Your certification body (such as the NICEIC) is a company registration scheme and recognises that a company has met their registration requirements. This is similar to the way a Competent Persons Scheme will register a company as meeting the building regulation requirements for a company to self-certify electrical work under Part P of the Building Regulations. The confusion comes for someone who is self-employed and so effectively is working for their own company. It is still the company that is registered by the certification body and not an endorsement of the individual. It is also worth pointing out that the certification or Competent Persons Scheme will make an annual charge for the company to remain registered with them. If you have a qualification, that is yours and remains so without any additional cost, outside of the initial outlay for said training and qualification.
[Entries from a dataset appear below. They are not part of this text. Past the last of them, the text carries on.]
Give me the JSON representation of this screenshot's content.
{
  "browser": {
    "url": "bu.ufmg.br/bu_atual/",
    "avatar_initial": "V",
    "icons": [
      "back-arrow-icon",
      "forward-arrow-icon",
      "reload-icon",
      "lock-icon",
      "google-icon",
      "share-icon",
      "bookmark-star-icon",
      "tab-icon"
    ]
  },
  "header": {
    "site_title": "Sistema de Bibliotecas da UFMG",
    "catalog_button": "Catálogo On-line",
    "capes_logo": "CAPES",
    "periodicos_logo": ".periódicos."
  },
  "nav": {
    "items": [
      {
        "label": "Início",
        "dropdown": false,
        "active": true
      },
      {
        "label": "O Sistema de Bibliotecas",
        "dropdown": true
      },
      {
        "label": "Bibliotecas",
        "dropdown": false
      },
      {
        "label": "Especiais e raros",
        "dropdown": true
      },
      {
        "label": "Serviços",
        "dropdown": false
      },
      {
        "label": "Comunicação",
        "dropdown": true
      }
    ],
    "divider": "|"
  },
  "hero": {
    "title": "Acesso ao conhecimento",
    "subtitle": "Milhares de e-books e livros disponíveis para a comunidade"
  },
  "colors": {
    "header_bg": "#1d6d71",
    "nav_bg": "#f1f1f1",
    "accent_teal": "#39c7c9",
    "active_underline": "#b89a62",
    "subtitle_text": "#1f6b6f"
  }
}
Q. What is a Qualifying Supervisor?
The Qualifying Supervisor (or QS) is the person working for the company that has sufficient knowledge and experience to take on the responsibility of making sure that all the work undertaken by the registered company complies with the Wiring and Building Regulations. This doesn’t necessarily mean that they’ve completed the same electrical apprenticeship standard that someone has had to achieve to obtain an Electrician’s card. An ECS card can be provided for those who are the QS for their company to recognise this role, but this is not an Electrician’s gold card as this is a different set of requirements (apprenticeship, NVQ Level 3 or equivalent).
Q. Is there a cost to taking additional assessments?
Yes, an independent assessor or training provider will make a charge for the services that they provide in the same way as you charge for the services you provide your customers. There are several things to remember when choosing a training provider or independent assessor. Firstly, that they’re registered with an awarding body such as City & Guilds or EAL to provide the Experienced Worker Assessment (EWA). Secondly, that they will provide you with the assessment that you need to comply with the requirements of the ECS card you’re looking to apply for. Thirdly, your independent assessor will review your industry qualifications and experience and develop an assessment plan that will have identified any gaps that you need to demonstrate to the assessor to complete the EWA. Training providers registered with the JIB are able to order a special EWA ECS card on your behalf that you can use while you’re working with them to complete the assessment programme. When you’ve fully completed the assessment programme and have been issued the correct certification you’ll then be in a position to apply for your full ECS gold card.
Q. How do I go about applying for an ECS card?
The easiest way to apply for an ECS card is through the MyECS Portal. This guides you step-by-step to fill in the necessary details to register with ECS and for you to show the hard work that went into meeting the industry standard for your occupation. We’d encourage everyone to check the requirements for the card that they’re applying for before they start. Employers can also apply for ECS cards on behalf of their workers through the ECS Employer Portal.
Get more details on all ECS card types and their requirements by clicking here